▸ DIRECTIONS: In your copy of the data below, reproduce every entry exactly and omit the pictures.

Segment Open

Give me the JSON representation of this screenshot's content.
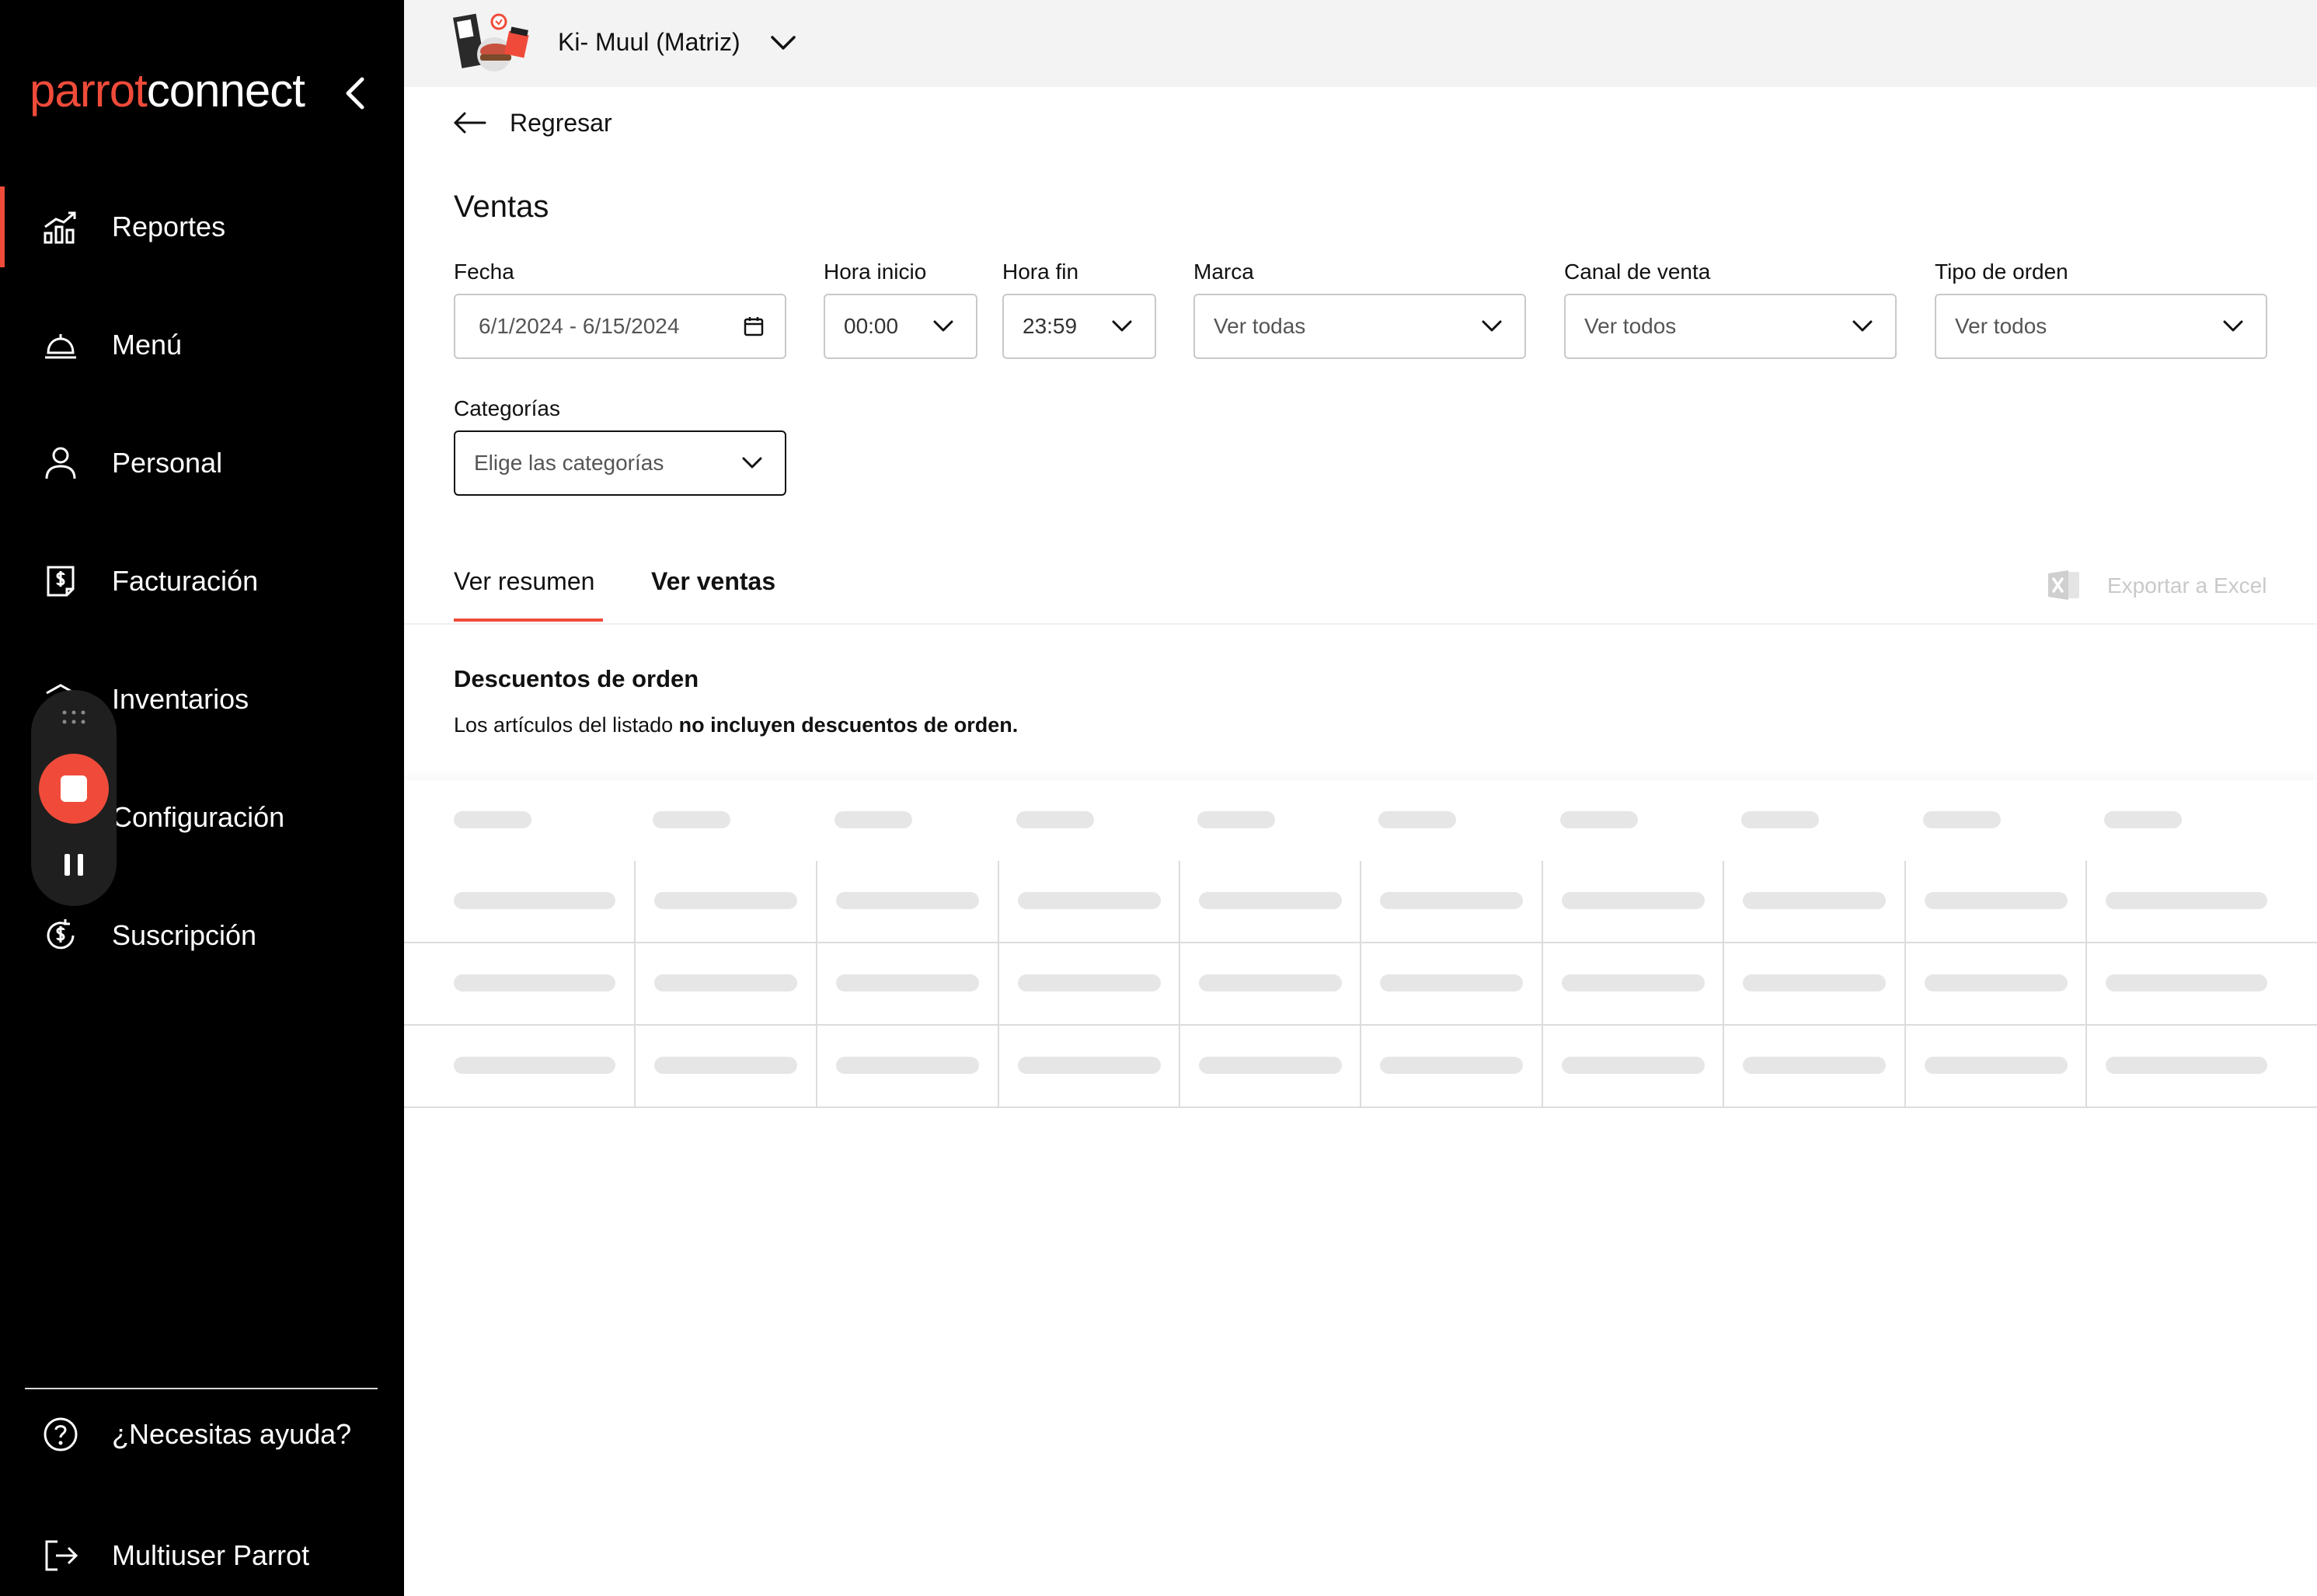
{
  "sidebar": {
    "logo": {
      "part1": "parrot",
      "part2": "connect"
    },
    "items": [
      {
        "label": "Reportes",
        "icon": "chart-icon",
        "active": true
      },
      {
        "label": "Menú",
        "icon": "bell-icon"
      },
      {
        "label": "Personal",
        "icon": "person-icon"
      },
      {
        "label": "Facturación",
        "icon": "invoice-icon"
      },
      {
        "label": "Inventarios",
        "icon": "inventory-icon"
      },
      {
        "label": "Configuración",
        "icon": "gear-icon"
      },
      {
        "label": "Suscripción",
        "icon": "subscription-icon"
      }
    ],
    "help_label": "¿Necesitas ayuda?",
    "user_label": "Multiuser Parrot"
  },
  "topbar": {
    "store_name": "Ki- Muul (Matriz)"
  },
  "page": {
    "back_label": "Regresar",
    "title": "Ventas"
  },
  "filters": {
    "fecha": {
      "label": "Fecha",
      "value": "6/1/2024 - 6/15/2024"
    },
    "hora_inicio": {
      "label": "Hora inicio",
      "value": "00:00"
    },
    "hora_fin": {
      "label": "Hora fin",
      "value": "23:59"
    },
    "marca": {
      "label": "Marca",
      "value": "Ver todas"
    },
    "canal": {
      "label": "Canal de venta",
      "value": "Ver todos"
    },
    "tipo": {
      "label": "Tipo de orden",
      "value": "Ver todos"
    },
    "categorias": {
      "label": "Categorías",
      "value": "Elige las categorías"
    }
  },
  "tabs": [
    {
      "label": "Ver resumen",
      "active": true
    },
    {
      "label": "Ver ventas",
      "active": false
    }
  ],
  "export_label": "Exportar a Excel",
  "notice": {
    "title": "Descuentos de orden",
    "text_prefix": "Los artículos del listado ",
    "text_bold": "no incluyen descuentos de orden."
  },
  "colors": {
    "accent": "#f04b3a",
    "sidebar_bg": "#000000",
    "topbar_bg": "#f3f3f4"
  }
}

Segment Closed

▸ TASK SOLUTION:
Give me the JSON representation of this screenshot's content.
{
  "sidebar": {
    "logo": {
      "part1": "parrot",
      "part2": "connect"
    },
    "items": [
      {
        "label": "Reportes",
        "icon": "chart-icon",
        "active": true
      },
      {
        "label": "Menú",
        "icon": "bell-icon"
      },
      {
        "label": "Personal",
        "icon": "person-icon"
      },
      {
        "label": "Facturación",
        "icon": "invoice-icon"
      },
      {
        "label": "Inventarios",
        "icon": "inventory-icon"
      },
      {
        "label": "Configuración",
        "icon": "gear-icon"
      },
      {
        "label": "Suscripción",
        "icon": "subscription-icon"
      }
    ],
    "help_label": "¿Necesitas ayuda?",
    "user_label": "Multiuser Parrot"
  },
  "topbar": {
    "store_name": "Ki- Muul (Matriz)"
  },
  "page": {
    "back_label": "Regresar",
    "title": "Ventas"
  },
  "filters": {
    "fecha": {
      "label": "Fecha",
      "value": "6/1/2024 - 6/15/2024"
    },
    "hora_inicio": {
      "label": "Hora inicio",
      "value": "00:00"
    },
    "hora_fin": {
      "label": "Hora fin",
      "value": "23:59"
    },
    "marca": {
      "label": "Marca",
      "value": "Ver todas"
    },
    "canal": {
      "label": "Canal de venta",
      "value": "Ver todos"
    },
    "tipo": {
      "label": "Tipo de orden",
      "value": "Ver todos"
    },
    "categorias": {
      "label": "Categorías",
      "value": "Elige las categorías"
    }
  },
  "tabs": [
    {
      "label": "Ver resumen",
      "active": true
    },
    {
      "label": "Ver ventas",
      "active": false
    }
  ],
  "export_label": "Exportar a Excel",
  "notice": {
    "title": "Descuentos de orden",
    "text_prefix": "Los artículos del listado ",
    "text_bold": "no incluyen descuentos de orden."
  },
  "colors": {
    "accent": "#f04b3a",
    "sidebar_bg": "#000000",
    "topbar_bg": "#f3f3f4"
  }
}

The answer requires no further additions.